2. The structure

  • The European Parliament, as the only EU institution directly elected by the citizens, should be at the core of the process of organising the Conference, supported by the European Commission and the Council and with the participation of representatives of the EESC and the Committee of Regions,
  • Other EU institutions and Agencies, like the European Union Agency for Fundamental Rights, the European Central Bank, Eurojust as well as the Ombudsman and the European Public Prosecutor’s Office could contribute in those thematic discussions where their expertise can be of particular use.
  • National Governments and National Parliaments should also have a strong role both by being represented in the Conference but by also bringing the conference to the national level.
  • Regional and local authorities, who often operate closest to the citizens, must be equally engaged to ensure the success of the Conference.
  • Organised civil society should be intimately involved in the preparation, delivery and follow up of the Conference. The networks, know-how and expertise the biggest civil society networks can bring to the Conference are invaluable.
  • By utilising the influence civil society networks have in their respective constituencies we can reach a wider audience. At a time when influence does not depend just on authority but also on trust, we need to utilise these trusted messengers if we want to go beyond our silos.
  • The civil society networks that will take part in the conference should possess democratic structures and encompass organisations that represent the whole spectrum of society, including NGOs, youth organisations, the environmental movement, social partners, business, academia, local authorities and the media,.

3. The role of citizens

  • The conference should give citizens from all walks of life, at European, national and local level, a platform to discuss the future of Europe and the future institutional framework of the EU.
  • As it should be the case with any form of citizens’ consultations, the role of citizens must be organised in a structured and inclusive manner.
  • The conference must ensure the wide participation and deep deliberation with citizens and civil society and gather a diverse and balanced group of citizens that represents European society today.
  • The conference should be opened to non-EU Member States such as the Western Balkan countries and candidate countries.

4. The issues

  • Citizen participation and electoral reform, transparency of the decision-making process and the strengthening of the European Parliament;
  • The “Spitzenkandidaten” process and the establishment of transnational lists in view of the European elections in 2024;
  • The creation of an effective system for the defence of human rights and the rule of law in the EU;
  • The environmental challenges and climate crisis, as the EU must urgently make environmental protection and climate action its top priorities;
  • The implementation of the European Pillar of Social Rights as a vital instrument to achieve social justice and equality in the EU;
  • Migration not as a threat but as a challenge that Europe cannot ignore, one that can offer opportunities for a continent characterised by demographic decline and with labour markets in need of workers;
  • The development of a fully-fledged European Defence Union (EDU);
  • The enlargement process;
  • The deepening of the Economic and Monetary Union (EMU).

5. The follow-up

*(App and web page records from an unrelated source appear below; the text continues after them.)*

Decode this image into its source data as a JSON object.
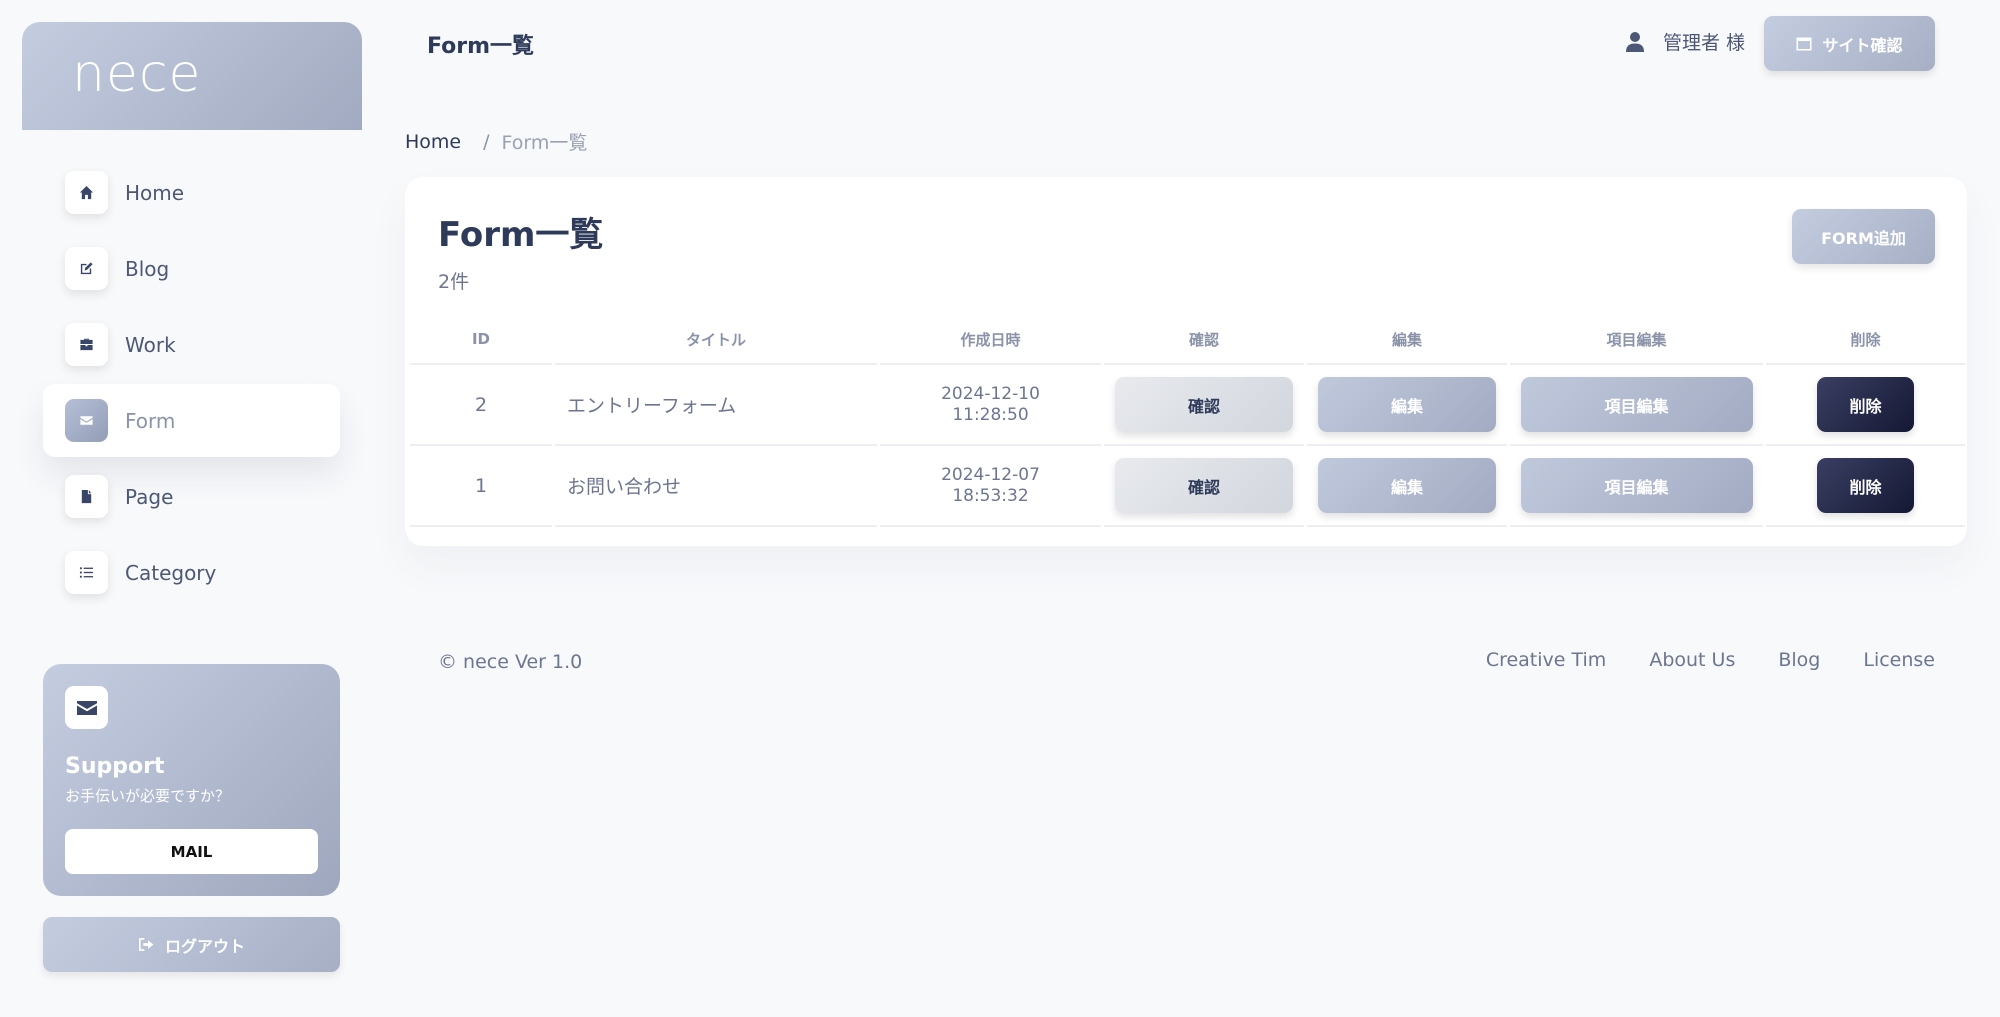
{
  "brand": {
    "name": "nece"
  },
  "sidebar": {
    "items": [
      {
        "label": "Home",
        "icon": "home-icon"
      },
      {
        "label": "Blog",
        "icon": "edit-icon"
      },
      {
        "label": "Work",
        "icon": "briefcase-icon"
      },
      {
        "label": "Form",
        "icon": "envelope-icon",
        "active": true
      },
      {
        "label": "Page",
        "icon": "file-icon"
      },
      {
        "label": "Category",
        "icon": "list-icon"
      }
    ],
    "support": {
      "title": "Support",
      "subtitle": "お手伝いが必要ですか？",
      "button": "MAIL"
    },
    "logout": "ログアウト"
  },
  "header": {
    "title": "Form一覧",
    "user": "管理者 様",
    "site_button": "サイト確認"
  },
  "breadcrumb": {
    "home": "Home",
    "separator": "/",
    "current": "Form一覧"
  },
  "card": {
    "title": "Form一覧",
    "count": "2件",
    "add_button": "FORM追加",
    "columns": [
      "ID",
      "タイトル",
      "作成日時",
      "確認",
      "編集",
      "項目編集",
      "削除"
    ],
    "rows": [
      {
        "id": "2",
        "title": "エントリーフォーム",
        "date": "2024-12-10",
        "time": "11:28:50",
        "confirm": "確認",
        "edit": "編集",
        "item_edit": "項目編集",
        "delete": "削除"
      },
      {
        "id": "1",
        "title": "お問い合わせ",
        "date": "2024-12-07",
        "time": "18:53:32",
        "confirm": "確認",
        "edit": "編集",
        "item_edit": "項目編集",
        "delete": "削除"
      }
    ]
  },
  "footer": {
    "copyright": "© nece Ver 1.0",
    "links": [
      "Creative Tim",
      "About Us",
      "Blog",
      "License"
    ]
  },
  "colors": {
    "accent_gradient_start": "#c4cde0",
    "accent_gradient_end": "#a1aac0",
    "delete_button": "#1e2240",
    "text_primary": "#2e3a59"
  }
}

  • In order to boost citizens’ trust in the EU the intended follow-up of the Conference must be communicated from the beginning.
  • The proposals that will emerge need to be turned into constructive reforms in a transparent manner and developed into tools for effective policymaking.
  • The three EU Institutions must work together to turn the proposals into legislative proposals, and, if need be, propose the treaty changes necessary to implement them.
  • If the conference results in a clear position for treaty changes, these should be implemented through the existing procedures (cf. Convention method according to Art. 48 EU Treaty).
  • Any reforms that will come out of the conference must be built on a broad consensus among the EU institutions and with the greatest possible buy-in from European citizens.
  • The European Parliament should be at the centre of this process and must be endowed with a right of initiative